We have all imagined, if only for a moment, the lives of strangers. Most of us guess a few stereotypical details and drop the matter quickly. Colombian film director Gabriel Rojas Vera, however, after seeing a woman quietly crying on a bus in Bogata, wrote and directed the film Karen Cries on the Bus, the story of a timid woman trying to break away from her marriage to find a more satisfying life. From the opening scene of Karen on a late night bus, viewers know something has gone wrong in her life.
Dressed nicely, if somewhat plainly, she seems out of place on the bus and in the poor neighborhood in which she drags her rolling suitcase. In the dark, she pleads for a room and overpays. In the morning, after she discovers the filth and insects, she begins her search for a job with which to support herself. The quest is, of course, difficult for a woman who has never worked outside the home, and her resolve is quickly tested by offers from her mother and husband to let her return to where they want her.
The director has said that he was quite astonished by the strong response to his film by women in his country. He thought he was telling an individual's story, but many women of Colombia and elsewhere identify with Karen's struggle against the demand that she return to the role her family had assigned her as a youth. Our film discussion group at the library was sympathetic and appreciated the artful storytelling.
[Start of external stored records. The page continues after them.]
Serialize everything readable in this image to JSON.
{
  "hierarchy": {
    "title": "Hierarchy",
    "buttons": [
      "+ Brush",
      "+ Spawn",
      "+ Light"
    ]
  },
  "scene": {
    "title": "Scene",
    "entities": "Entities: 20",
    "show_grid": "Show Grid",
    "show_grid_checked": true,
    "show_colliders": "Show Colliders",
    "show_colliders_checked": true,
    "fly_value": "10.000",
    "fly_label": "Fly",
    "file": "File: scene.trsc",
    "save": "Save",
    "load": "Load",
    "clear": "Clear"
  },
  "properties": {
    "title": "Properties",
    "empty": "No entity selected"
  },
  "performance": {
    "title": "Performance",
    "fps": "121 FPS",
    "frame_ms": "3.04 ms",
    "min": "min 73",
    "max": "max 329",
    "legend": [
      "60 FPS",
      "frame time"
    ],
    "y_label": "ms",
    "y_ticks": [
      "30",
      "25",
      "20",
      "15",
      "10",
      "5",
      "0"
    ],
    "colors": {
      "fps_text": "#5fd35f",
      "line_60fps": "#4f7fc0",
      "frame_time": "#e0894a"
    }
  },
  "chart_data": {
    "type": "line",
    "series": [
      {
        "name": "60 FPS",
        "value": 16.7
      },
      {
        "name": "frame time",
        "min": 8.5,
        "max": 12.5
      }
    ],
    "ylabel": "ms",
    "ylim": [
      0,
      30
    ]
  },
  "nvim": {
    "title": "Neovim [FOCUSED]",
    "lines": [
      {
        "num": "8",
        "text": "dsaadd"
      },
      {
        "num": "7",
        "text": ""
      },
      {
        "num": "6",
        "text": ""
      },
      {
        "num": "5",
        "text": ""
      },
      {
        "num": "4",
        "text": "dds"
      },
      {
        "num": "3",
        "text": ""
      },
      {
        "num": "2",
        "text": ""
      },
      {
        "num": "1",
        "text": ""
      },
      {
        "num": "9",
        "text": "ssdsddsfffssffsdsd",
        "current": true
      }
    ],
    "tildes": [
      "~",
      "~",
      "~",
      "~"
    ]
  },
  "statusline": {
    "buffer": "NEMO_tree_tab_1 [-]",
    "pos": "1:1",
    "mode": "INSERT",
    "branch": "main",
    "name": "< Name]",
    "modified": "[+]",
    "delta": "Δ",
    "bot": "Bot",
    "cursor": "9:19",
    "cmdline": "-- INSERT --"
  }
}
Karen Cries on the Bus is a good addition to foreign film collections.
Rojas Vera, Gabriel. Karen Cries on the Bus. Film Movement, 2011. ISBN 9781461843849.